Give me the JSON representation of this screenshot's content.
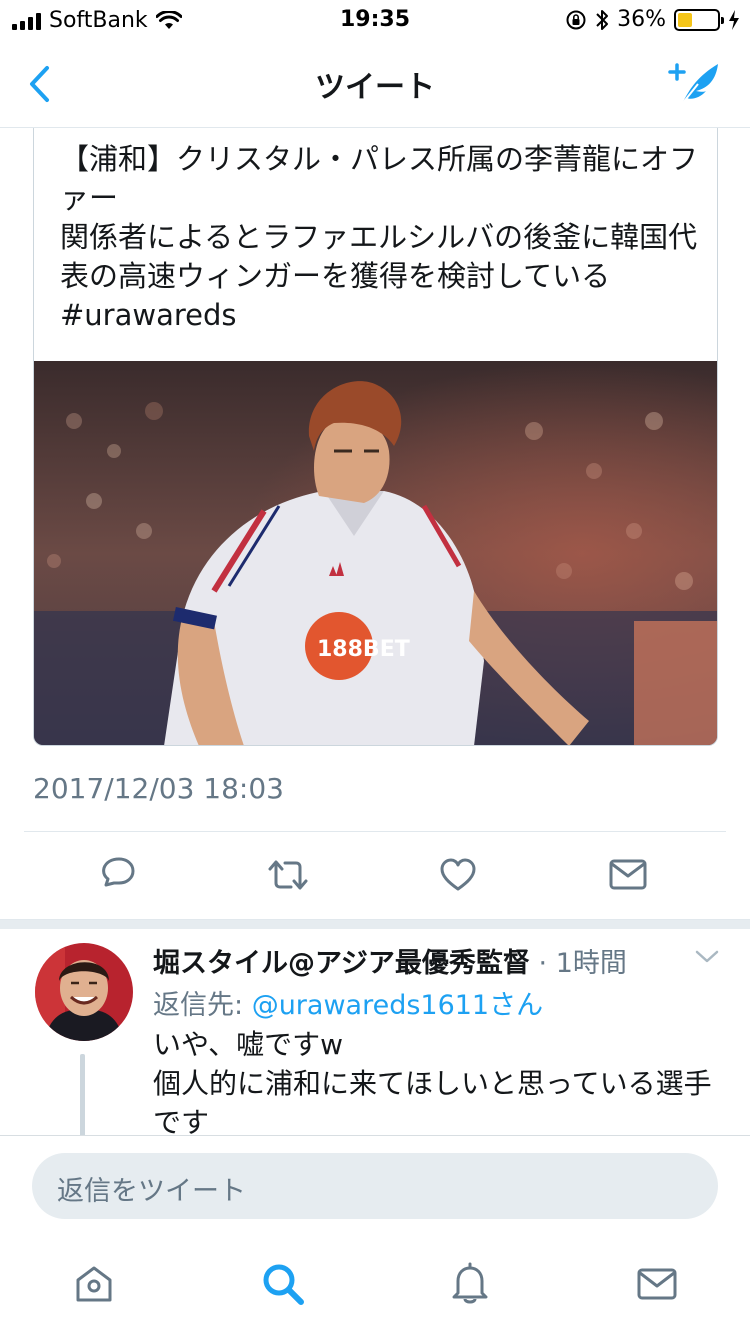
{
  "status_bar": {
    "carrier": "SoftBank",
    "time": "19:35",
    "battery_percent": "36%",
    "battery_level": 0.36
  },
  "nav": {
    "title": "ツイート",
    "back_icon": "chevron-left-icon",
    "compose_icon": "compose-tweet-icon"
  },
  "tweet": {
    "text": "【浦和】クリスタル・パレス所属の李菁龍にオファー\n関係者によるとラファエルシルバの後釜に韓国代表の高速ウィンガーを獲得を検討している\n#urawareds",
    "image_icon": "player-photo",
    "image_jersey_sponsor": "188BET",
    "timestamp": "2017/12/03 18:03"
  },
  "actions": [
    {
      "name": "reply",
      "icon": "reply-icon"
    },
    {
      "name": "retweet",
      "icon": "retweet-icon"
    },
    {
      "name": "like",
      "icon": "heart-icon"
    },
    {
      "name": "dm",
      "icon": "mail-icon"
    }
  ],
  "reply": {
    "name": "堀スタイル@アジア最優秀監督",
    "separator": "·",
    "time": "1時間",
    "reply_prefix": "返信先: ",
    "reply_handle": "@urawareds1611さん",
    "body": "いや、嘘ですw\n個人的に浦和に来てほしいと思っている選手です"
  },
  "composer": {
    "placeholder": "返信をツイート"
  },
  "tabs": [
    {
      "name": "home",
      "icon": "home-icon",
      "active": false
    },
    {
      "name": "search",
      "icon": "search-icon",
      "active": true
    },
    {
      "name": "notifications",
      "icon": "bell-icon",
      "active": false
    },
    {
      "name": "messages",
      "icon": "mail-icon",
      "active": false
    }
  ],
  "colors": {
    "accent": "#1da1f2",
    "secondary_text": "#657786",
    "icon_gray": "#657786",
    "battery_fill": "#f5c518"
  }
}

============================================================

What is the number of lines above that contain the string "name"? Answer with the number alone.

COMPLETED TASK - 9